> _Entries from a dataset of interfaces_:
────────────────────────────────────────
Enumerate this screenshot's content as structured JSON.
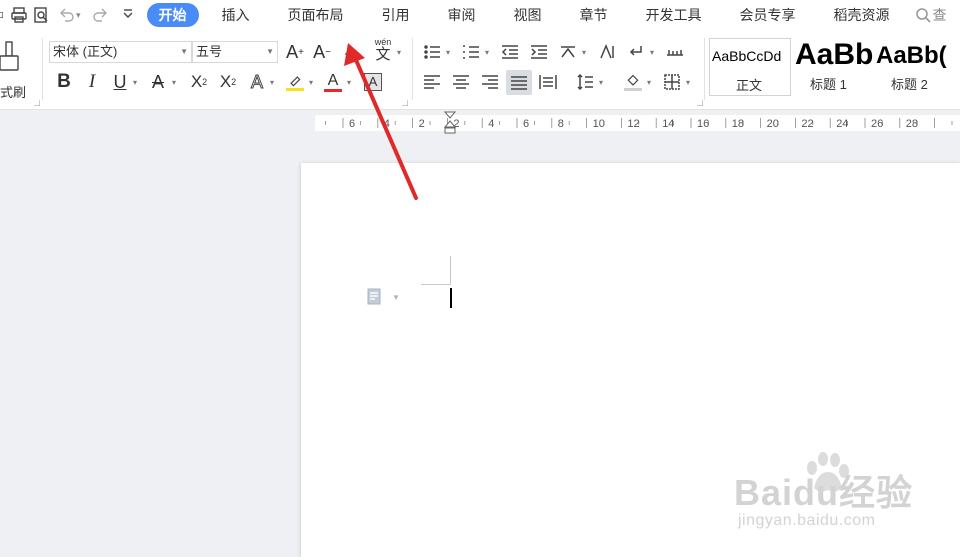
{
  "tabbar": {
    "tabs": [
      {
        "label": "开始",
        "active": true
      },
      {
        "label": "插入"
      },
      {
        "label": "页面布局"
      },
      {
        "label": "引用"
      },
      {
        "label": "审阅"
      },
      {
        "label": "视图"
      },
      {
        "label": "章节"
      },
      {
        "label": "开发工具"
      },
      {
        "label": "会员专享"
      },
      {
        "label": "稻壳资源"
      }
    ],
    "search_label": "查",
    "accent": "#4a8cf7"
  },
  "ribbon": {
    "format_painter_label": "式刷",
    "font_name": "宋体 (正文)",
    "font_size": "五号",
    "pinyin_label": "wén",
    "superscript": "2",
    "subscript": "2",
    "styles": [
      {
        "preview": "AaBbCcDd",
        "name": "正文"
      },
      {
        "preview": "AaBb",
        "name": "标题 1"
      },
      {
        "preview": "AaBb(",
        "name": "标题 2"
      }
    ]
  },
  "ruler": {
    "labels": [
      "6",
      "4",
      "2",
      "2",
      "4",
      "6",
      "8",
      "10",
      "12",
      "14",
      "16",
      "18",
      "20",
      "22",
      "24",
      "26",
      "28"
    ]
  },
  "annotation": {
    "arrow_color": "#e02a2a"
  },
  "watermark": {
    "brand": "Baidu经验",
    "url": "jingyan.baidu.com"
  }
}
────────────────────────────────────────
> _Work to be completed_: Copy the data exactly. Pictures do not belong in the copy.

> _Expected answer_:
Enumerate this screenshot's content as structured JSON.
{
  "tabbar": {
    "tabs": [
      {
        "label": "开始",
        "active": true
      },
      {
        "label": "插入"
      },
      {
        "label": "页面布局"
      },
      {
        "label": "引用"
      },
      {
        "label": "审阅"
      },
      {
        "label": "视图"
      },
      {
        "label": "章节"
      },
      {
        "label": "开发工具"
      },
      {
        "label": "会员专享"
      },
      {
        "label": "稻壳资源"
      }
    ],
    "search_label": "查",
    "accent": "#4a8cf7"
  },
  "ribbon": {
    "format_painter_label": "式刷",
    "font_name": "宋体 (正文)",
    "font_size": "五号",
    "pinyin_label": "wén",
    "superscript": "2",
    "subscript": "2",
    "styles": [
      {
        "preview": "AaBbCcDd",
        "name": "正文"
      },
      {
        "preview": "AaBb",
        "name": "标题 1"
      },
      {
        "preview": "AaBb(",
        "name": "标题 2"
      }
    ]
  },
  "ruler": {
    "labels": [
      "6",
      "4",
      "2",
      "2",
      "4",
      "6",
      "8",
      "10",
      "12",
      "14",
      "16",
      "18",
      "20",
      "22",
      "24",
      "26",
      "28"
    ]
  },
  "annotation": {
    "arrow_color": "#e02a2a"
  },
  "watermark": {
    "brand": "Baidu经验",
    "url": "jingyan.baidu.com"
  }
}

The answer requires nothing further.